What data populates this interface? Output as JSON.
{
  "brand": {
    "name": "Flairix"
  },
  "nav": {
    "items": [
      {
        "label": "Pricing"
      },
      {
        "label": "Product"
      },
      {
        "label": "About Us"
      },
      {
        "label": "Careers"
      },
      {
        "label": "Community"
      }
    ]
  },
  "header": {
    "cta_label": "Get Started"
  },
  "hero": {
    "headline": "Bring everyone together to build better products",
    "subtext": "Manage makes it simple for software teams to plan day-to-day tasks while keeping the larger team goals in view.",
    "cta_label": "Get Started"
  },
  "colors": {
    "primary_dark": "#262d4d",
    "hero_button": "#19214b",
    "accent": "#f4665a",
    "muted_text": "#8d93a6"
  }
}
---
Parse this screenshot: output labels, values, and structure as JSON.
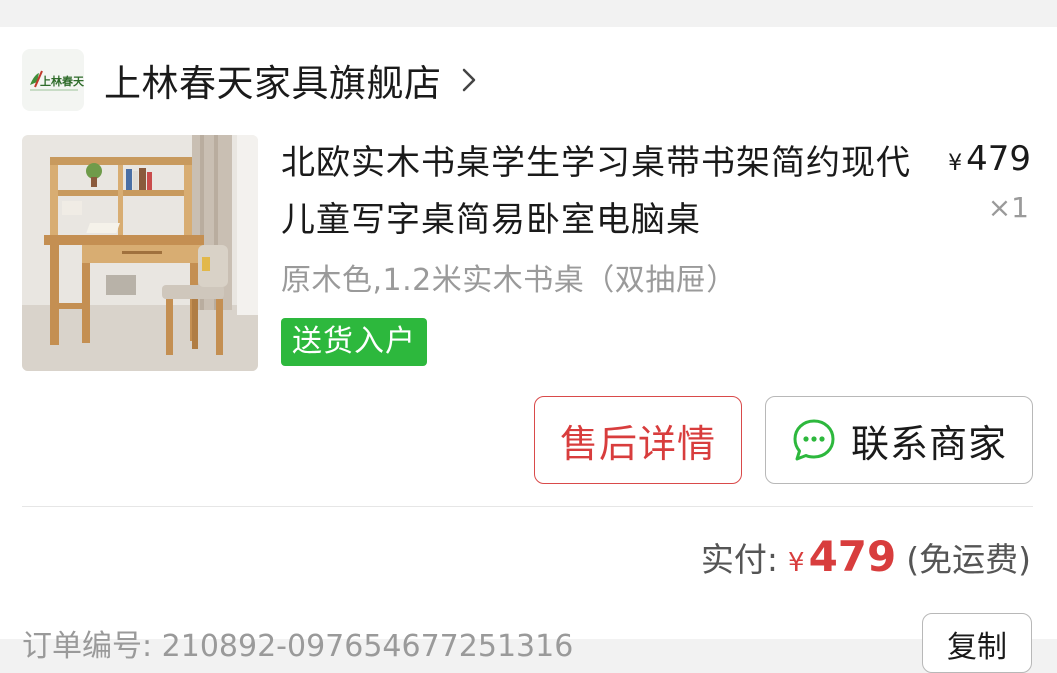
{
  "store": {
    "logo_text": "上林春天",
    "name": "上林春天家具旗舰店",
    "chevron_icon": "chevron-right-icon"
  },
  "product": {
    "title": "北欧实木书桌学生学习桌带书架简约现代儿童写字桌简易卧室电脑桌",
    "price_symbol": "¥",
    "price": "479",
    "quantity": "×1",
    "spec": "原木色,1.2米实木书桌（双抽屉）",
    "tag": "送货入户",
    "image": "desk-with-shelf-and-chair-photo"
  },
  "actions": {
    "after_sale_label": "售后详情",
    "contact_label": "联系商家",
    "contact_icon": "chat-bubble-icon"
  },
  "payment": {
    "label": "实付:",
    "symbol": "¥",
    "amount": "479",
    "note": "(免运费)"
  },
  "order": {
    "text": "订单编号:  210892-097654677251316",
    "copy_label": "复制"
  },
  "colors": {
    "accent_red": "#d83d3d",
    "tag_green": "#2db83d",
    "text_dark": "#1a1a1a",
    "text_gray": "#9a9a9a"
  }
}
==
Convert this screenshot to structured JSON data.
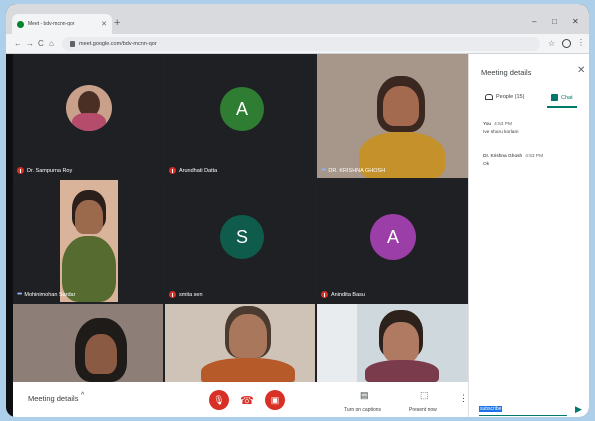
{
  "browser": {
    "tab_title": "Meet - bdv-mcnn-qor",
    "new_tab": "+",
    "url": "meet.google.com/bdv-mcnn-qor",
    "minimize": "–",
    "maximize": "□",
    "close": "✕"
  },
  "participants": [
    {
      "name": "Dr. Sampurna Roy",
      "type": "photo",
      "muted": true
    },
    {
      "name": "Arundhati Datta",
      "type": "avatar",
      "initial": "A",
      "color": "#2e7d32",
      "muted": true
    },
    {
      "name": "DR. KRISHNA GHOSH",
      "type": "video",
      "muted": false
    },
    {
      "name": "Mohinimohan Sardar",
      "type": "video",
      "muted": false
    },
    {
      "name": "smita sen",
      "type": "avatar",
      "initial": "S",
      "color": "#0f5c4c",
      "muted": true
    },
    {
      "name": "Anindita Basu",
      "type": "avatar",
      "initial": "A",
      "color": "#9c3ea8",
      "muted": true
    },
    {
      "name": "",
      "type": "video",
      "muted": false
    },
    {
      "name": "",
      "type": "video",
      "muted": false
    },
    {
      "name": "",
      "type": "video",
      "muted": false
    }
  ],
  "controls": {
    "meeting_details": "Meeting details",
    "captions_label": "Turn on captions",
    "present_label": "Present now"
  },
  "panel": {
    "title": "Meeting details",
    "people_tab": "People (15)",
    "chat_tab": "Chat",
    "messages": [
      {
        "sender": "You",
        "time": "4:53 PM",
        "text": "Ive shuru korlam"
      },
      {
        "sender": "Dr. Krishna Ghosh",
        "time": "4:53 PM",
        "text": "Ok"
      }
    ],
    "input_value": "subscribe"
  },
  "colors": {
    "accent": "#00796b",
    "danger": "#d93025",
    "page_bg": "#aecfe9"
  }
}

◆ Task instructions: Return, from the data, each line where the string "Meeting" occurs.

◆ Result of the exercise:
    "meeting_details": "Meeting details",
    "title": "Meeting details",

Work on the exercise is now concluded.